Welcome to the fold! An entomologist trekking through Amazonian rain forest and sifting through musty museums has discovered 19 new species of praying mantis in Central and South America. The findings, published in the journal ZooKeys, nearly triple the number of known bark mantis species and reveal the diversity of this charismatic insect group.
These insects aren’t your typical praying mantises, said entomologist Gavin Svenson, curator of invertebrate zoology at the Cleveland Museum of Natural History. The archetypal praying mantis is a fresh, new-leaf green with a tubular body and is seen as an ambush hunter. Not so with the bark mantises, which have brownish, mottled backs and flat bodies that allow them to lie flat against the bark of a tree and hide from predators.
Unlike your garden-variety praying mantis, these bark mantises don’t just sit quietly and wait for unsuspecting prey to come their way -- they’re speedy critters that can quickly chase down a fly or a cricket for a quick snack.
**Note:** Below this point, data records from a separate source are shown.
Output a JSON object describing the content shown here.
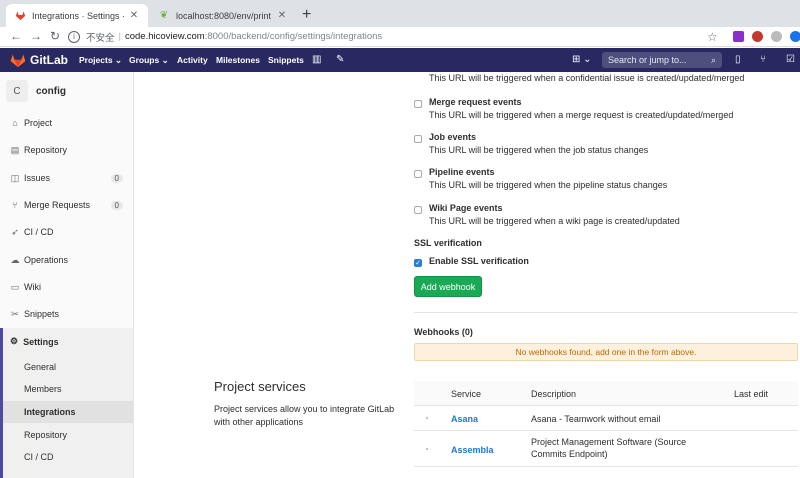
{
  "browser": {
    "tabs": [
      {
        "title": "Integrations · Settings · backe",
        "active": true
      },
      {
        "title": "localhost:8080/env/print",
        "active": false
      }
    ],
    "url_insecure_label": "不安全",
    "url_host": "code.hicoview.com",
    "url_path": ":8000/backend/config/settings/integrations"
  },
  "topnav": {
    "brand": "GitLab",
    "links": [
      "Projects",
      "Groups",
      "Activity",
      "Milestones",
      "Snippets"
    ],
    "search_placeholder": "Search or jump to..."
  },
  "sidebar": {
    "project_initial": "C",
    "project_name": "config",
    "items": [
      {
        "label": "Project",
        "icon": "home-icon"
      },
      {
        "label": "Repository",
        "icon": "book-icon"
      },
      {
        "label": "Issues",
        "icon": "issues-icon",
        "count": "0"
      },
      {
        "label": "Merge Requests",
        "icon": "merge-request-icon",
        "count": "0"
      },
      {
        "label": "CI / CD",
        "icon": "rocket-icon"
      },
      {
        "label": "Operations",
        "icon": "cloud-gear-icon"
      },
      {
        "label": "Wiki",
        "icon": "wiki-icon"
      },
      {
        "label": "Snippets",
        "icon": "scissors-icon"
      }
    ],
    "settings": {
      "label": "Settings",
      "sub_items": [
        "General",
        "Members",
        "Integrations",
        "Repository",
        "CI / CD"
      ],
      "active": "Integrations"
    }
  },
  "hooks": [
    {
      "title": "",
      "desc": "This URL will be triggered when a confidential issue is created/updated/merged"
    },
    {
      "title": "Merge request events",
      "desc": "This URL will be triggered when a merge request is created/updated/merged"
    },
    {
      "title": "Job events",
      "desc": "This URL will be triggered when the job status changes"
    },
    {
      "title": "Pipeline events",
      "desc": "This URL will be triggered when the pipeline status changes"
    },
    {
      "title": "Wiki Page events",
      "desc": "This URL will be triggered when a wiki page is created/updated"
    }
  ],
  "ssl": {
    "section_label": "SSL verification",
    "checkbox_label": "Enable SSL verification",
    "checked": true
  },
  "add_webhook_label": "Add webhook",
  "webhooks": {
    "title": "Webhooks (0)",
    "empty_message": "No webhooks found, add one in the form above."
  },
  "project_services": {
    "title": "Project services",
    "description": "Project services allow you to integrate GitLab with other applications",
    "columns": [
      "Service",
      "Description",
      "Last edit"
    ],
    "rows": [
      {
        "name": "Asana",
        "description": "Asana - Teamwork without email"
      },
      {
        "name": "Assembla",
        "description": "Project Management Software (Source Commits Endpoint)"
      }
    ]
  },
  "colors": {
    "nav_bg": "#292961",
    "accent": "#4b4ba3",
    "button_green": "#1aaa55",
    "link_blue": "#1f78d1",
    "warning_bg": "#fdf1dd",
    "warning_text": "#c26700"
  }
}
They also actively evade their enemies, scurrying around to the other side of a tree if they see someone coming, just as neurotic neighborhood squirrels do. As a last-ditch effort to avoid getting eaten, they even jump to the ground and fall into the dead leaf litter and play dead.
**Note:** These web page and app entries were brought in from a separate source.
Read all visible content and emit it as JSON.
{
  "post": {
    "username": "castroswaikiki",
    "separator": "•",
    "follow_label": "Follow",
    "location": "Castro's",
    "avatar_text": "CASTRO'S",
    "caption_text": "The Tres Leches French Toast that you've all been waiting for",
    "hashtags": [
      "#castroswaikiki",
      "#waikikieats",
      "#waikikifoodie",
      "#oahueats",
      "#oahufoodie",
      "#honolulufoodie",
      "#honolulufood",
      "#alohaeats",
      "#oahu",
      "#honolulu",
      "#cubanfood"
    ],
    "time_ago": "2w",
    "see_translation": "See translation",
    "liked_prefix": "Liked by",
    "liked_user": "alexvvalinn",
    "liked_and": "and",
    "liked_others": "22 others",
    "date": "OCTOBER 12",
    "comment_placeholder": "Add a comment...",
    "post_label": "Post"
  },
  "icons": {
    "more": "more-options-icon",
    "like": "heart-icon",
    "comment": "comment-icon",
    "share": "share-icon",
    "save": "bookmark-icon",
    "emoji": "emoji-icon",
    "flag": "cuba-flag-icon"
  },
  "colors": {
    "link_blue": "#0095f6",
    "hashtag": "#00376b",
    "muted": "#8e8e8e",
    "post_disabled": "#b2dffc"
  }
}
“For an insect, that’s pretty complicated,” Svenson said of the behavior. “I don’t think most people would think an insect would play dead. You can literally find this thing in the leaf litter and poke it and it’ll just lay there.”
But Svenson said that there was relatively little research on the praying mantis, in spite of its high profile compared to other bugs. So he visited countries in South America, North America and Europe to search for mantis species. Some he found while looking though old samples that were close to a century old, that had never been labeled or properly categorized. Others he had to go searching through the jungle to locate. He brought back hundreds of specimens.
[Updated, 6:48 a.m., March 19: Each search came with its challenges. The museum search was painstaking and time-consuming; many samples had been collected decades ago, dropped off at the museum and long forgotten. Looking through them was like sifting through a giant, scientific rummage sale.
“It’s easy to miss stuff,” Svenson said. “You’re searching through specimen archives that have been there for a long, long time. You don’t know exactly what you’re going to find.”]
In the jungle, these clever insects were fairly skilled at eluding capture. In one instance, Svenson had to poke a branch at an insect entrenched in a tree for three hours in the middle of the night before he could coax it down and nab it.
“Who knows? I probably missed the 20th new species because they’re so difficult to catch sometimes,” Svenson said.
Is there a chance that species discovered in the museum collections may no longer exist in the wild? It’s possible that some have gone extinct or are highly threatened, Svenson said, pointing out that some of the forests where old museum specimens were caught may have been replaced by urban development.
“It has a lot of implications in conservation,” he added.
The new finds bear some colorful names. One insect, named Liturgusa algorei after former Vice President Al Gore to honor his environmental activism, was caught in thick rain forest in northern Peru. So was another named Liturgusa krattorum, after Martin and Chris Kratt of the PBS children’s television show “Wild Kratts,” which teaches kids about animal biology. Another, named Liturgusa fossetti, is named after the late explorer James Stephen Fossett. Another named Liturgusa bororum is named after the Bora people, who live in parts of the Amazon Basin. Svenson even got to name two species, Liturgusa tessae and Liturgusa zoae, after his daughters Tessa and Zoey.